Judge Rakoff’s decision was clearly influenced by the commercial nature of Rothschild’s activities, with an eye to potential future sales of virtual goods in a metaverse or enhanced reality context.  The court noted that the NFTs might not qualify as artworks “if the NFTs were attached to a digital file of a virtually wearable Birkin handbag, in which case the ‘MetaBirkin’ mark would refer to a non-speech commercial product (albeit not one that is, as yet, considered ordinary or quotidian).”  Id. 12 n.3.  But because Hermès only suggested that the artist might in the future sell “virtually wearable ‘MetaBirkins,’” Judge Rakoff declined to consider that issue for purposes of the motion to dismiss.  Id.  As Judge Rakoff recognized, the increasing prevalence of virtual objects and their potential applications and uses in connection with “metaverse” technologies will require further analysis.

This decision marks one of the earliest decisions by any court in a trademark dispute arising from non-fungible tokens and provides a first set of indications regarding how courts will evaluate NFT-related trademark claims.  Additional lawsuits involving NFTs are already working their way through the courts.  Judge Rakoff’s decision will likely be considered as those other disputes reach the point of judicial decisions.

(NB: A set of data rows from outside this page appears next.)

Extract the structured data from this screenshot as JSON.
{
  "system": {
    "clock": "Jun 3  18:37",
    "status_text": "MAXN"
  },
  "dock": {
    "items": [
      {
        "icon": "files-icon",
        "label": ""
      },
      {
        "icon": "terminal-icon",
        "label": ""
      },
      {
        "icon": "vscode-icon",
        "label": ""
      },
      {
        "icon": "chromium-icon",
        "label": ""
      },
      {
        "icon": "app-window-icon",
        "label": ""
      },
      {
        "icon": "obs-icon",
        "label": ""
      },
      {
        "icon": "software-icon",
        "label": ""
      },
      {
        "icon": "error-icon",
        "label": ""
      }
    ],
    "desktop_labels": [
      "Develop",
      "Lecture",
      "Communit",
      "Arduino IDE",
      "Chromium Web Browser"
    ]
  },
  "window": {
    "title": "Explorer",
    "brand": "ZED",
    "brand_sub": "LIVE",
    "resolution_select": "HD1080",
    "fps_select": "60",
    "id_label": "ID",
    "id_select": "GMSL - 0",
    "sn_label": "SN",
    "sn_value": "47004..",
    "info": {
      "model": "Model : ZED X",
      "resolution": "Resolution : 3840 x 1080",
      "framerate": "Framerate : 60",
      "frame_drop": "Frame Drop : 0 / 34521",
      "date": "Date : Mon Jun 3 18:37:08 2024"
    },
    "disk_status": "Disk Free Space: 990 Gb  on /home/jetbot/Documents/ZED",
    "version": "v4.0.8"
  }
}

The following Gibson Dunn lawyers prepared this client alert: Howard Hogan and Connor Sullivan.

Gibson Dunn lawyers are available to assist in addressing any questions you may have regarding these developments. Please contact the Gibson Dunn lawyer with whom you usually work, the authors, or any of the following leaders of the firm’s Intellectual Property, Fashion, Retail & Consumer Products, Media, Entertainment & Technology, Global Financial Regulatory, or Privacy, Cybersecurity & Data Innovation practice groups:

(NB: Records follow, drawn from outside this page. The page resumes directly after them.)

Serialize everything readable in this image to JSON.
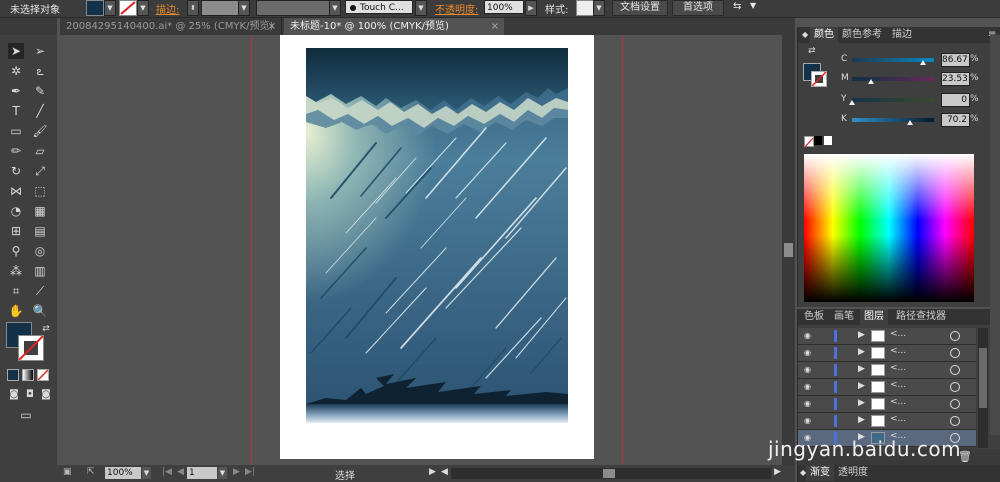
{
  "control_bar": {
    "selection_label": "未选择对象",
    "stroke_label": "描边:",
    "brush_name": "Touch C...",
    "opacity_label": "不透明度:",
    "opacity_value": "100%",
    "style_label": "样式:",
    "doc_setup_button": "文档设置",
    "preferences_button": "首选项"
  },
  "tabs": [
    {
      "label": "20084295140400.ai* @ 25% (CMYK/预览)",
      "active": false
    },
    {
      "label": "未标题-10* @ 100% (CMYK/预览)",
      "active": true
    }
  ],
  "status_bar": {
    "zoom": "100%",
    "artboard": "1",
    "tool_label": "选择"
  },
  "color_panel": {
    "tabs": [
      "颜色",
      "颜色参考",
      "描边"
    ],
    "sliders": [
      {
        "label": "C",
        "value": "86.67",
        "fraction": 0.8667
      },
      {
        "label": "M",
        "value": "23.53",
        "fraction": 0.2353
      },
      {
        "label": "Y",
        "value": "0",
        "fraction": 0
      },
      {
        "label": "K",
        "value": "70.2",
        "fraction": 0.702
      }
    ],
    "unit": "%",
    "fill_color": "#133249"
  },
  "layers_panel": {
    "tabs": [
      "色板",
      "画笔",
      "图层",
      "路径查找器"
    ],
    "rows": [
      {
        "name": "<..."
      },
      {
        "name": "<..."
      },
      {
        "name": "<..."
      },
      {
        "name": "<..."
      },
      {
        "name": "<..."
      },
      {
        "name": "<..."
      },
      {
        "name": "<..."
      }
    ],
    "footer_tabs": [
      "渐变",
      "透明度"
    ]
  },
  "watermark": "jingyan.baidu.com",
  "colors": {
    "accent_orange": "#e8892b",
    "guide_red": "#b4323b",
    "layer_blue": "#4d6fe0"
  }
}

Intellectual Property Group:
Kate Dominguez – New York (+1 212-351-2338, [email protected])
Y. Ernest Hsin – San Francisco (+1 415-393-8224, [email protected])
Josh Krevitt – New York (+1 212-351-4000, [email protected])
Jane M. Love, Ph.D. – New York (+1 212-351-3922, [email protected])

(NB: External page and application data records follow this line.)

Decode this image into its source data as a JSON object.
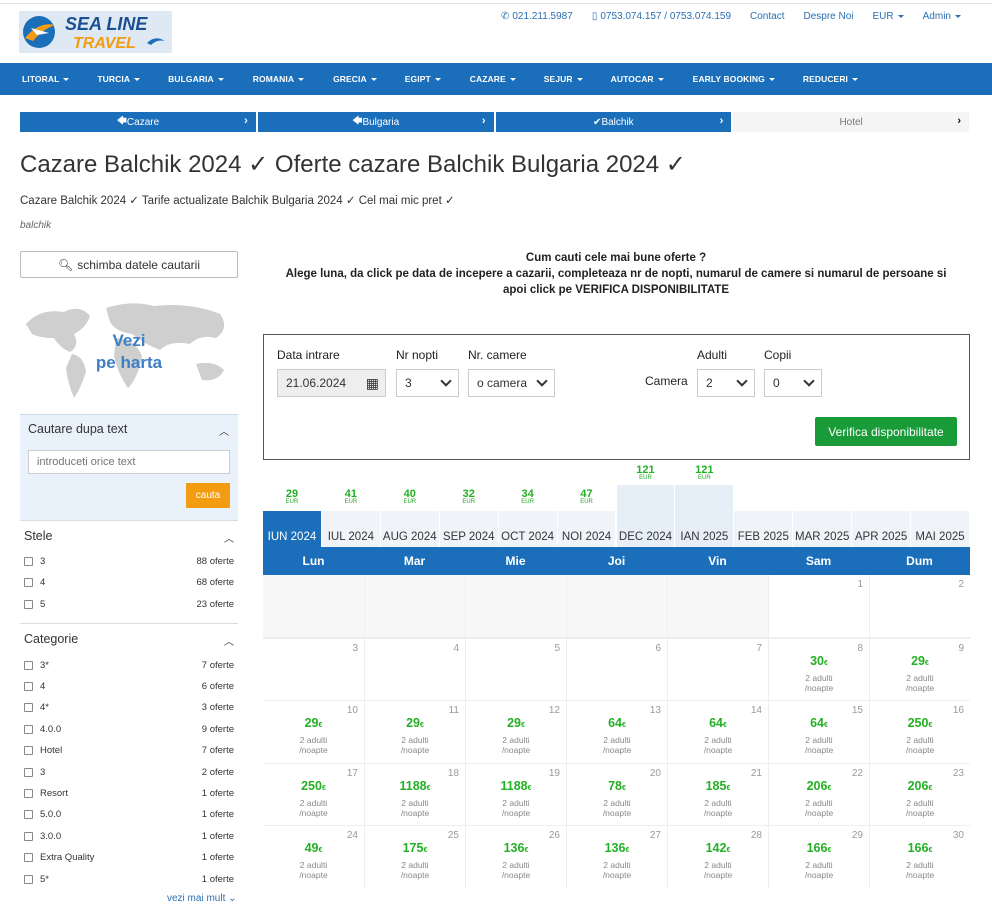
{
  "header": {
    "logo_line1": "SEA LINE",
    "logo_line2": "TRAVEL",
    "phone1": "021.211.5987",
    "phone2": "0753.074.157 / 0753.074.159",
    "contact": "Contact",
    "about": "Despre Noi",
    "currency": "EUR",
    "admin": "Admin"
  },
  "nav": [
    "LITORAL",
    "TURCIA",
    "BULGARIA",
    "ROMANIA",
    "GRECIA",
    "EGIPT",
    "CAZARE",
    "SEJUR",
    "AUTOCAR",
    "EARLY BOOKING",
    "REDUCERI"
  ],
  "breadcrumb": [
    "Cazare",
    "Bulgaria",
    "Balchik",
    "Hotel"
  ],
  "page": {
    "title": "Cazare Balchik 2024 ✓ Oferte cazare Balchik Bulgaria 2024 ✓",
    "subtitle": "Cazare Balchik 2024 ✓ Tarife actualizate Balchik Bulgaria 2024 ✓ Cel mai mic pret ✓",
    "tag": "balchik"
  },
  "sidebar": {
    "change_search": "schimba datele cautarii",
    "map_label_1": "Vezi",
    "map_label_2": "pe harta",
    "text_search_title": "Cautare dupa text",
    "text_search_placeholder": "introduceti orice text",
    "search_btn": "cauta",
    "stars_title": "Stele",
    "stars": [
      {
        "label": "3",
        "count": "88 oferte"
      },
      {
        "label": "4",
        "count": "68 oferte"
      },
      {
        "label": "5",
        "count": "23 oferte"
      }
    ],
    "category_title": "Categorie",
    "categories": [
      {
        "label": "3*",
        "count": "7 oferte"
      },
      {
        "label": "4",
        "count": "6 oferte"
      },
      {
        "label": "4*",
        "count": "3 oferte"
      },
      {
        "label": "4.0.0",
        "count": "9 oferte"
      },
      {
        "label": "Hotel",
        "count": "7 oferte"
      },
      {
        "label": "3",
        "count": "2 oferte"
      },
      {
        "label": "Resort",
        "count": "1 oferte"
      },
      {
        "label": "5.0.0",
        "count": "1 oferte"
      },
      {
        "label": "3.0.0",
        "count": "1 oferte"
      },
      {
        "label": "Extra Quality",
        "count": "1 oferte"
      },
      {
        "label": "5*",
        "count": "1 oferte"
      }
    ],
    "more": "vezi mai mult"
  },
  "instructions": {
    "line1": "Cum cauti cele mai bune oferte ?",
    "line2": "Alege luna, da click pe data de incepere a cazarii, completeaza nr de nopti, numarul de camere si numarul de persoane si",
    "line3": "apoi click pe VERIFICA DISPONIBILITATE"
  },
  "form": {
    "checkin_label": "Data intrare",
    "checkin_value": "21.06.2024",
    "nights_label": "Nr nopti",
    "nights_value": "3",
    "rooms_label": "Nr. camere",
    "rooms_value": "o camera",
    "room_label": "Camera",
    "adults_label": "Adulti",
    "adults_value": "2",
    "children_label": "Copii",
    "children_value": "0",
    "submit": "Verifica disponibilitate"
  },
  "months": [
    {
      "label": "IUN 2024",
      "price": "29",
      "cur": "EUR",
      "active": true
    },
    {
      "label": "IUL 2024",
      "price": "41",
      "cur": "EUR"
    },
    {
      "label": "AUG 2024",
      "price": "40",
      "cur": "EUR"
    },
    {
      "label": "SEP 2024",
      "price": "32",
      "cur": "EUR"
    },
    {
      "label": "OCT 2024",
      "price": "34",
      "cur": "EUR"
    },
    {
      "label": "NOI 2024",
      "price": "47",
      "cur": "EUR"
    },
    {
      "label": "DEC 2024",
      "price": "121",
      "cur": "EUR",
      "highlight": true
    },
    {
      "label": "IAN 2025",
      "price": "121",
      "cur": "EUR",
      "highlight": true
    },
    {
      "label": "FEB 2025"
    },
    {
      "label": "MAR 2025"
    },
    {
      "label": "APR 2025"
    },
    {
      "label": "MAI 2025"
    }
  ],
  "calendar": {
    "weekdays": [
      "Lun",
      "Mar",
      "Mie",
      "Joi",
      "Vin",
      "Sam",
      "Dum"
    ],
    "per_unit": "2 adulti",
    "per_unit2": "/noapte",
    "currency_symbol": "€",
    "cells": [
      {
        "day": "",
        "price": ""
      },
      {
        "day": "",
        "price": ""
      },
      {
        "day": "",
        "price": ""
      },
      {
        "day": "",
        "price": ""
      },
      {
        "day": "",
        "price": ""
      },
      {
        "day": "1",
        "price": ""
      },
      {
        "day": "2",
        "price": ""
      },
      {
        "day": "3",
        "price": ""
      },
      {
        "day": "4",
        "price": ""
      },
      {
        "day": "5",
        "price": ""
      },
      {
        "day": "6",
        "price": ""
      },
      {
        "day": "7",
        "price": ""
      },
      {
        "day": "8",
        "price": "30"
      },
      {
        "day": "9",
        "price": "29"
      },
      {
        "day": "10",
        "price": "29"
      },
      {
        "day": "11",
        "price": "29"
      },
      {
        "day": "12",
        "price": "29"
      },
      {
        "day": "13",
        "price": "64"
      },
      {
        "day": "14",
        "price": "64"
      },
      {
        "day": "15",
        "price": "64"
      },
      {
        "day": "16",
        "price": "250"
      },
      {
        "day": "17",
        "price": "250"
      },
      {
        "day": "18",
        "price": "1188"
      },
      {
        "day": "19",
        "price": "1188"
      },
      {
        "day": "20",
        "price": "78"
      },
      {
        "day": "21",
        "price": "185"
      },
      {
        "day": "22",
        "price": "206"
      },
      {
        "day": "23",
        "price": "206"
      },
      {
        "day": "24",
        "price": "49"
      },
      {
        "day": "25",
        "price": "175"
      },
      {
        "day": "26",
        "price": "136"
      },
      {
        "day": "27",
        "price": "136"
      },
      {
        "day": "28",
        "price": "142"
      },
      {
        "day": "29",
        "price": "166"
      },
      {
        "day": "30",
        "price": "166"
      }
    ]
  }
}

Fashion, Retail & Consumer Products Group:
Howard S. Hogan – Washington, D.C. (+1 202-887-3640, [email protected])

Media, Entertainment & Technology Group:
Scott A. Edelman – Los Angeles (+1 310-557-8061, [email protected])
Kevin Masuda – Los Angeles (+1 213-229-7872, [email protected])
Benyamin S. Ross – Los Angeles (+1 213-229-7048, [email protected])

Global Financial Regulatory Group:
William R. Hallatt – Hong Kong (+852 2214 3836, [email protected])
Michelle M. Kirschner – London (+44 (0) 20 7071 4212, [email protected])
Jeffrey L. Steiner – Washington, D.C. (+1 202-887-3632, [email protected])

Privacy, Cybersecurity & Data Innovation Group:
Ahmed Baladi – Paris (+33 (0) 1 56 43 13 00, [email protected])
S. Ashlie Beringer – Palo Alto (+1 650-849-5327, [email protected])
Alexander H. Southwell – New York (+1 212-351-3981, [email protected])

© 2022 Gibson, Dunn & Crutcher LLP

Attorney Advertising:  The enclosed materials have been prepared for general informational purposes only and are not intended as legal advice.